Most frequently asked Java Garbage Collector Interview Questions
- What is the structure of Java Heap?
- What is responsiblity of Garbage Collector?
- How is Garbage Collection managed?
- What are the Collection Roots?
- What is the difference between ParNew and DefNew Young Generation Garbage collector?
- What is the difference between Serial and Throughput Garbage collectors?
- What are the Different Types of GC?
- What are the Different Types of GC Algorithms?
- Is garbage collector a daemon thread?
- How can the Garbage Collection be requested?
What is the structure of Java Heap?In Java, a heap is a chunk of memory which is shared among all threads. In a heap, all class instances and the array is allocated. It is created when JVM starts-up. An automatic storage management system reclaims heap.It may be of fixed and variable size. It does not need to be contiguous.
What is responsiblity of Garbage Collector?Object creation is faster because global synchronization with the operating system is not needed for every single object.
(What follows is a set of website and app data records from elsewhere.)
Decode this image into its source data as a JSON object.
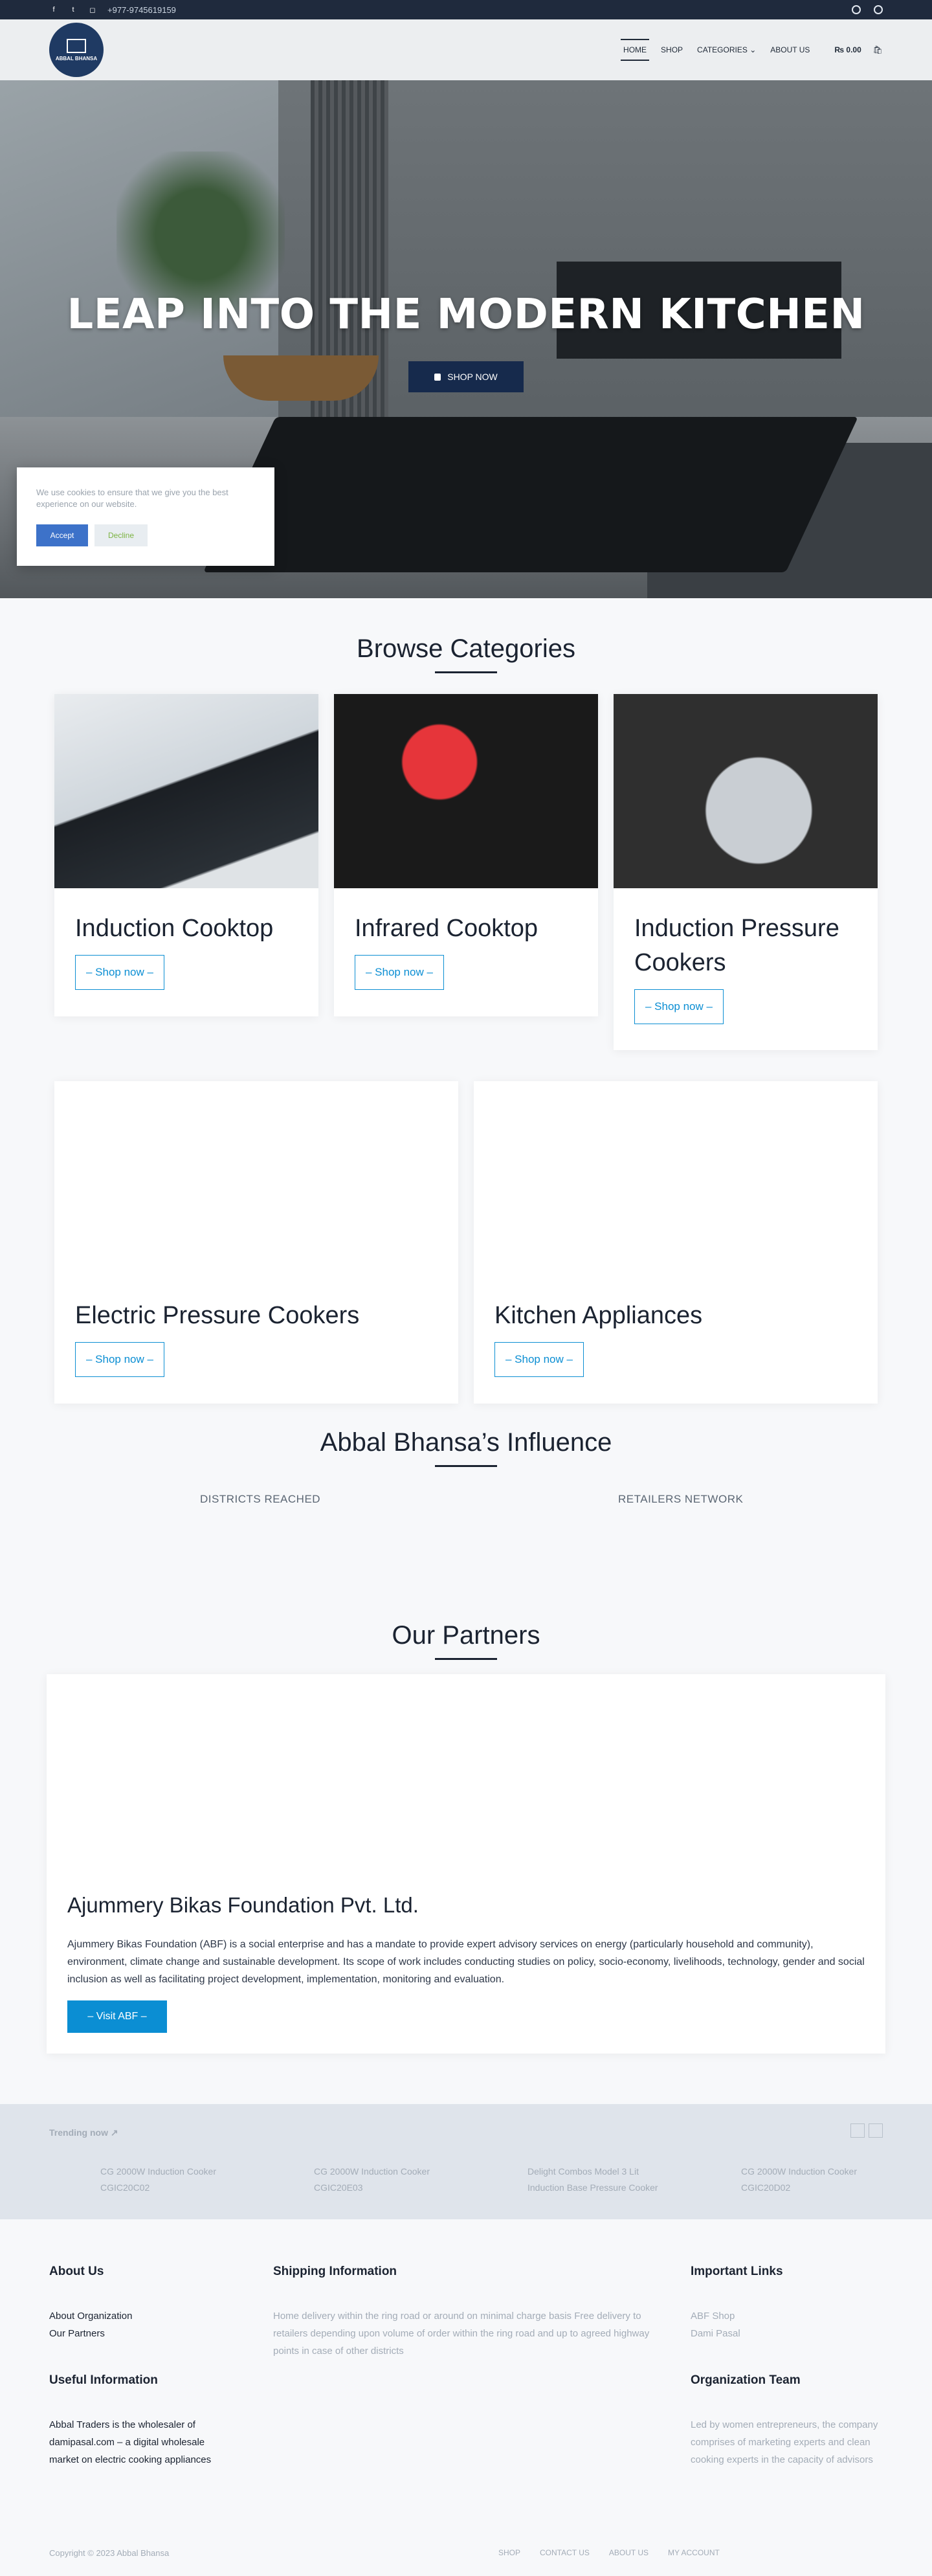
{
  "topbar": {
    "phone": "+977-9745619159",
    "social_icons": [
      "facebook-icon",
      "twitter-icon",
      "instagram-icon"
    ]
  },
  "header": {
    "logo_text": "ABBAL BHANSA",
    "nav": [
      "HOME",
      "SHOP",
      "CATEGORIES",
      "ABOUT US"
    ],
    "cart_total": "₨ 0.00"
  },
  "hero": {
    "title": "LEAP INTO THE MODERN KITCHEN",
    "button": "SHOP NOW"
  },
  "cookie": {
    "text": "We use cookies to ensure that we give you the best experience on our website.",
    "accept": "Accept",
    "decline": "Decline"
  },
  "browse": {
    "title": "Browse Categories",
    "categories": [
      {
        "name": "Induction Cooktop",
        "cta": "– Shop now –"
      },
      {
        "name": "Infrared Cooktop",
        "cta": "– Shop now –"
      },
      {
        "name": "Induction Pressure Cookers",
        "cta": "– Shop now –"
      },
      {
        "name": "Electric Pressure Cookers",
        "cta": "– Shop now –"
      },
      {
        "name": "Kitchen Appliances",
        "cta": "– Shop now –"
      }
    ]
  },
  "influence": {
    "title": "Abbal Bhansa’s Influence",
    "stats": [
      "DISTRICTS REACHED",
      "RETAILERS NETWORK"
    ]
  },
  "partners": {
    "title": "Our Partners",
    "name": "Ajummery Bikas Foundation Pvt. Ltd.",
    "description": "Ajummery Bikas Foundation (ABF) is a social enterprise and has a mandate to provide expert advisory services on energy (particularly household and community), environment, climate change and sustainable development. Its scope of work includes conducting studies on policy, socio-economy, livelihoods, technology, gender and social inclusion as well as facilitating project development, implementation, monitoring and evaluation.",
    "button": "– Visit ABF –"
  },
  "trending": {
    "label": "Trending now",
    "items": [
      {
        "line1": "CG 2000W Induction Cooker",
        "line2": "CGIC20C02"
      },
      {
        "line1": "CG 2000W Induction Cooker",
        "line2": "CGIC20E03"
      },
      {
        "line1": "Delight Combos Model 3 Lit",
        "line2": "Induction Base Pressure Cooker"
      },
      {
        "line1": "CG 2000W Induction Cooker",
        "line2": "CGIC20D02"
      }
    ]
  },
  "footer": {
    "about_title": "About Us",
    "about_links": [
      "About Organization",
      "Our Partners"
    ],
    "useful_title": "Useful Information",
    "useful_text": "Abbal Traders is the wholesaler of damipasal.com – a digital wholesale market on electric cooking appliances",
    "shipping_title": "Shipping Information",
    "shipping_text": "Home delivery within the ring road or around on minimal charge basis Free delivery to retailers depending upon volume of order within the ring road and up to agreed highway points in case of other districts",
    "links_title": "Important Links",
    "links": [
      "ABF Shop",
      "Dami Pasal"
    ],
    "team_title": "Organization Team",
    "team_text": "Led by women entrepreneurs, the company comprises of marketing experts and clean cooking experts in the capacity of advisors",
    "copyright": "Copyright © 2023 Abbal Bhansa",
    "bottom_links": [
      "SHOP",
      "CONTACT US",
      "ABOUT US",
      "MY ACCOUNT"
    ]
  }
}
An allocation simply claims some portion of a memory array and moves the offset pointer forward (see Figure 2.1). The next allocation starts at this offset and claims the next portion of the array. When an object is no longer used, the garbage collector reclaims the underlying memory and reuses it for future object allocation. This means there is no explicit deletion and no memory is given back to the operating system.All objects are allocated on the heap area managed by the JVM. Every item that the developer uses is treated this way, including class objects, static variables, and even the code itself.
How is Garbage Collection managed?The JVM controls the Garbage Collector; it decides when to run the Garbage Collector. JVM runs the Garbage Collector when it realizes that the memory is running low. The behavior of GC can be tuned by passing parameters to JVM. One can request the Garbage Collection to happen from within the java program but there is no guarantee that this request will be taken care of by jvm.
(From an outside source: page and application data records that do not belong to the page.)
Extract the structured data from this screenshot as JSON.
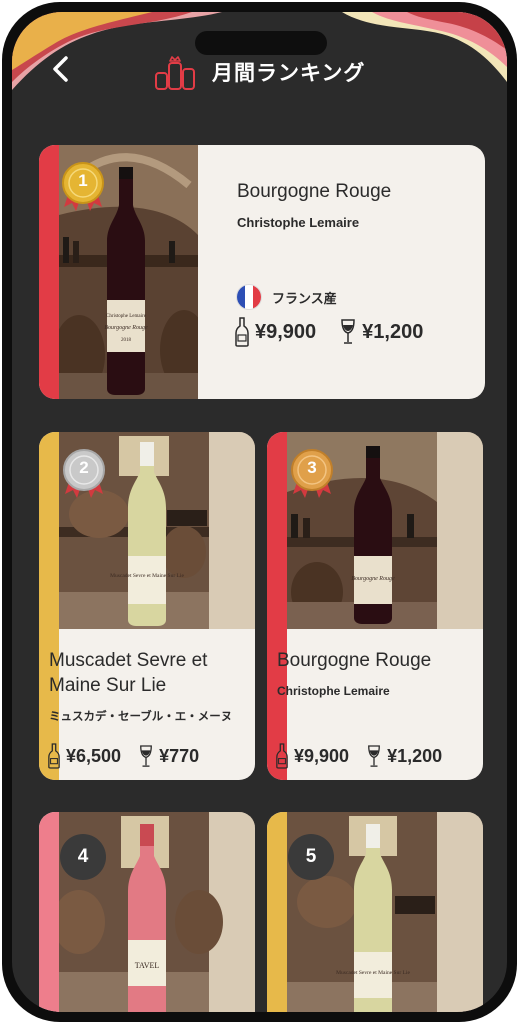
{
  "header": {
    "title": "月間ランキング",
    "back_icon": "chevron-left-icon",
    "title_icon": "wine-bottles-crown-icon"
  },
  "colors": {
    "background": "#2b2b2b",
    "card": "#f4f1ec",
    "rank1_stripe": "#e23c46",
    "rank2_stripe": "#e7b94a",
    "rank3_stripe": "#e23c46",
    "rank4_stripe": "#ee7e8c",
    "rank5_stripe": "#e7b94a",
    "gold": "#e5b533",
    "silver": "#c9c9c9",
    "bronze": "#e0a04a"
  },
  "rankings": [
    {
      "rank": "1",
      "name": "Bourgogne Rouge",
      "maker": "Christophe Lemaire",
      "country": "フランス産",
      "bottle_price": "¥9,900",
      "glass_price": "¥1,200",
      "bottle_label": "Christophe Lemaire",
      "bottle_sub": "Bourgogne Rouge",
      "vintage": "2018"
    },
    {
      "rank": "2",
      "name": "Muscadet Sevre et Maine Sur Lie",
      "maker": "ミュスカデ・セーブル・エ・メーヌ",
      "bottle_price": "¥6,500",
      "glass_price": "¥770",
      "bottle_label": "Muscadet Sevre et Maine Sur Lie"
    },
    {
      "rank": "3",
      "name": "Bourgogne Rouge",
      "maker": "Christophe Lemaire",
      "bottle_price": "¥9,900",
      "glass_price": "¥1,200",
      "bottle_label": "Bourgogne Rouge"
    },
    {
      "rank": "4",
      "bottle_label": "TAVEL"
    },
    {
      "rank": "5",
      "bottle_label": "Muscadet Sevre et Maine Sur Lie"
    }
  ]
}
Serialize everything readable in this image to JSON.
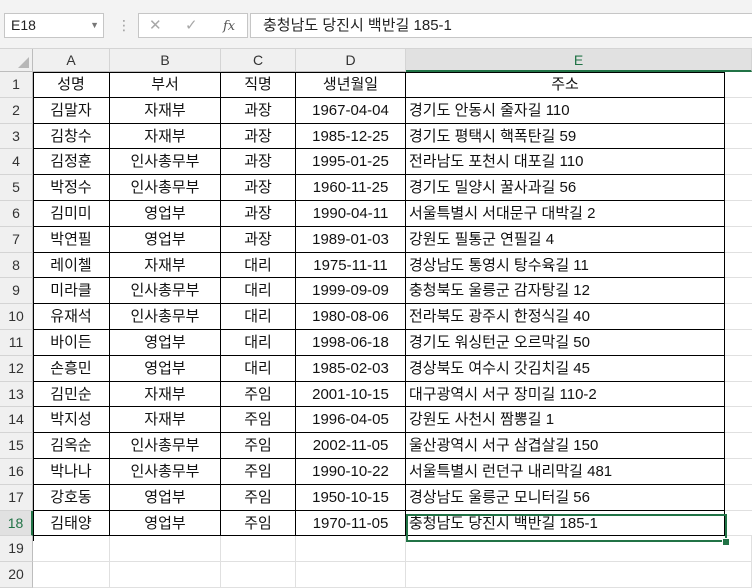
{
  "name_box": "E18",
  "formula_bar": "충청남도 당진시 백반길 185-1",
  "columns": [
    "A",
    "B",
    "C",
    "D",
    "E"
  ],
  "row_numbers": [
    "1",
    "2",
    "3",
    "4",
    "5",
    "6",
    "7",
    "8",
    "9",
    "10",
    "11",
    "12",
    "13",
    "14",
    "15",
    "16",
    "17",
    "18",
    "19",
    "20"
  ],
  "header": [
    "성명",
    "부서",
    "직명",
    "생년월일",
    "주소"
  ],
  "rows": [
    [
      "김말자",
      "자재부",
      "과장",
      "1967-04-04",
      "경기도 안동시 줄자길 110"
    ],
    [
      "김창수",
      "자재부",
      "과장",
      "1985-12-25",
      "경기도 평택시 핵폭탄길 59"
    ],
    [
      "김정훈",
      "인사총무부",
      "과장",
      "1995-01-25",
      "전라남도 포천시 대포길 110"
    ],
    [
      "박정수",
      "인사총무부",
      "과장",
      "1960-11-25",
      "경기도 밀양시 꿀사과길 56"
    ],
    [
      "김미미",
      "영업부",
      "과장",
      "1990-04-11",
      "서울특별시 서대문구 대박길 2"
    ],
    [
      "박연필",
      "영업부",
      "과장",
      "1989-01-03",
      "강원도 필통군 연필길 4"
    ],
    [
      "레이첼",
      "자재부",
      "대리",
      "1975-11-11",
      "경상남도 통영시 탕수육길 11"
    ],
    [
      "미라클",
      "인사총무부",
      "대리",
      "1999-09-09",
      "충청북도 울릉군 감자탕길 12"
    ],
    [
      "유재석",
      "인사총무부",
      "대리",
      "1980-08-06",
      "전라북도 광주시 한정식길 40"
    ],
    [
      "바이든",
      "영업부",
      "대리",
      "1998-06-18",
      "경기도 워싱턴군 오르막길 50"
    ],
    [
      "손흥민",
      "영업부",
      "대리",
      "1985-02-03",
      "경상북도 여수시 갓김치길 45"
    ],
    [
      "김민순",
      "자재부",
      "주임",
      "2001-10-15",
      "대구광역시 서구 장미길 110-2"
    ],
    [
      "박지성",
      "자재부",
      "주임",
      "1996-04-05",
      "강원도 사천시 짬뽕길 1"
    ],
    [
      "김옥순",
      "인사총무부",
      "주임",
      "2002-11-05",
      "울산광역시 서구 삼겹살길 150"
    ],
    [
      "박나나",
      "인사총무부",
      "주임",
      "1990-10-22",
      "서울특별시 런던구 내리막길 481"
    ],
    [
      "강호동",
      "영업부",
      "주임",
      "1950-10-15",
      "경상남도 울릉군 모니터길 56"
    ],
    [
      "김태양",
      "영업부",
      "주임",
      "1970-11-05",
      "충청남도 당진시 백반길 185-1"
    ]
  ],
  "icons": {
    "cancel": "close-icon",
    "enter": "check-icon",
    "function": "fx-icon"
  },
  "accent_color": "#217346"
}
What are the Collection Roots?
Local variables are kept alive by the stack of a thread. This is not a real object virtual reference and thus is not visible. For all intents and purposes, local variables are GC roots.
Active Java threads are always considered live objects and are therefore GC roots. This is especially important for thread local variables.
Static variables are referenced by their classes. This fact makes them de facto GC roots. Classes themselves can be garbage-collected, which would remove all referenced static variables. This is of special importance when we use application servers, OSGi containers or class loaders in general. We will discuss the related problems in the Problem Patterns section.
JNI References are Java objects that the native code has created as part of a JNI call. Objects thus created are treated specially because the JVM does not know if it is being referenced by the native code or not.
What is the difference between ParNew and DefNew Young Generation Garbage collector?ParNew and DefNew are two young generation garbage collector. ParNew is a multi-threaded GC used along with concurrent Mark Sweep while DefNew is single-threaded GC used along with Serial Garbage Collector.
What is the difference between Serial and Throughput Garbage collectors?Serial Garbage collector is a stop the world GC which stops application thread from running during both minor and major collection. Serial Garbage collector can be enabled using JVM option -XX:UseSerialGC and it's designed for Java application which doesn't have pause time requirement and has client configuration.
The Serial Garbage collector also defaulted GC in JDK 1.4 before ergonomics was introduced in JDK 1.5. Serial GC is most suited for small applications with fewer threads while throughput GG is more suited for large applications. On the other hand Throughput garbage collector is a parallel collector where minor and major collection happens in parallel taking full advantage of all the system resources available like multiple processor.
What are the Different Types of GC?
What are the Different Types of GC Algorithms?
- Serial: The serial collector uses a single thread to perform all garbage collection work. It is best-suited to single processor machines, because it cannot take advantage of multiprocessor hardware.
- Parallel: The parallel collector (also known as the throughput collector) performs minor collections in parallel, which can significantly reduce garbage collection overhead. It is intended for applications with medium-sized to large-sized data sets that are run on multiprocessors or multithreaded hardware.
- CMS: The mostly concurrent collector performs most of its work concurrently (for example, while the application is still running) to keep garbage collection pauses short. It is designed for applications with medium-sized to large-sized data sets in which response time is more important than overall throughput because the techniques used to minimize pauses can reduce application performance.
- G1: G1 is the latest garbage collector, targeted for multi-processor machines with large memories. It meets garbage collection (GC) pause time goals with high probability, while achieving high throughput.
Is garbage collector a daemon thread?Yes GC is a daemon thread. A daemon thread runs behind the application. It is started by JVM. The thread stops when all non-daemon threads stop.
How can the Garbage Collection be requested?The methods to perform the garbage collections are present in the Runtime class provided by java. The Runtime class is a Singleton for each java main program. The method getRuntime() returns a singleton instance of the Runtime class. The method gc() can be invoked using this instance of Runtime to request the garbage collection.
Call the System class System.gc() method which will request the jvm to perform GC.